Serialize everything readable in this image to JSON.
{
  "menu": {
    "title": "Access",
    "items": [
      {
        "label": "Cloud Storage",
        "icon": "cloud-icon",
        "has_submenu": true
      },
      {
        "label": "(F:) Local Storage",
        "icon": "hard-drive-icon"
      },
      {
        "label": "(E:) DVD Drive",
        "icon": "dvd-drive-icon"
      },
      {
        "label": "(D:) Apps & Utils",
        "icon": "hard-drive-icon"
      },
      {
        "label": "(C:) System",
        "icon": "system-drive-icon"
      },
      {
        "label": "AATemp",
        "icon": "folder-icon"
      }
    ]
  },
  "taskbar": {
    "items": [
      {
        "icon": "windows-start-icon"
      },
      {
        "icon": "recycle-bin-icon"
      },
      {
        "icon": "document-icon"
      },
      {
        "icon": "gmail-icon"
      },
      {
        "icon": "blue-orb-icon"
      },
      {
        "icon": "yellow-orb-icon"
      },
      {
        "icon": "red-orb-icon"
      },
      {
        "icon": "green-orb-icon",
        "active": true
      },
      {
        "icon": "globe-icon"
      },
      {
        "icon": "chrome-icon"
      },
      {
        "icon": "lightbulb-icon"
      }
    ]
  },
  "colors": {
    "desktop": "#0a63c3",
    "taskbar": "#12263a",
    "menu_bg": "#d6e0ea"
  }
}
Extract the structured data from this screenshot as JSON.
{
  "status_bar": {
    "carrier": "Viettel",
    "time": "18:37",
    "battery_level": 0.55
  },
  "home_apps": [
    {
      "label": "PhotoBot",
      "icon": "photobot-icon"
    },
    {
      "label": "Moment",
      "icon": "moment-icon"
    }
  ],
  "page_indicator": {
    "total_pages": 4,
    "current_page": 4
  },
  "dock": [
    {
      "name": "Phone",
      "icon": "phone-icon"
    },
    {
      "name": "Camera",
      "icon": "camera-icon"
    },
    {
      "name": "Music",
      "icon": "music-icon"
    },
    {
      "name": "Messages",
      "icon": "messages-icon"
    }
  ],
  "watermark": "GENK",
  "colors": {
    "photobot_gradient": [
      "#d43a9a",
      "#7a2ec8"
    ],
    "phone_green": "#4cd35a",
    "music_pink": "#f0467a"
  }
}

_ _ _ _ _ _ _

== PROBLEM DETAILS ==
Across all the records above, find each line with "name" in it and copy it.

== THE ANSWER ==
      "name": "Phone",
      "name": "Camera",
      "name": "Music",
      "name": "Messages",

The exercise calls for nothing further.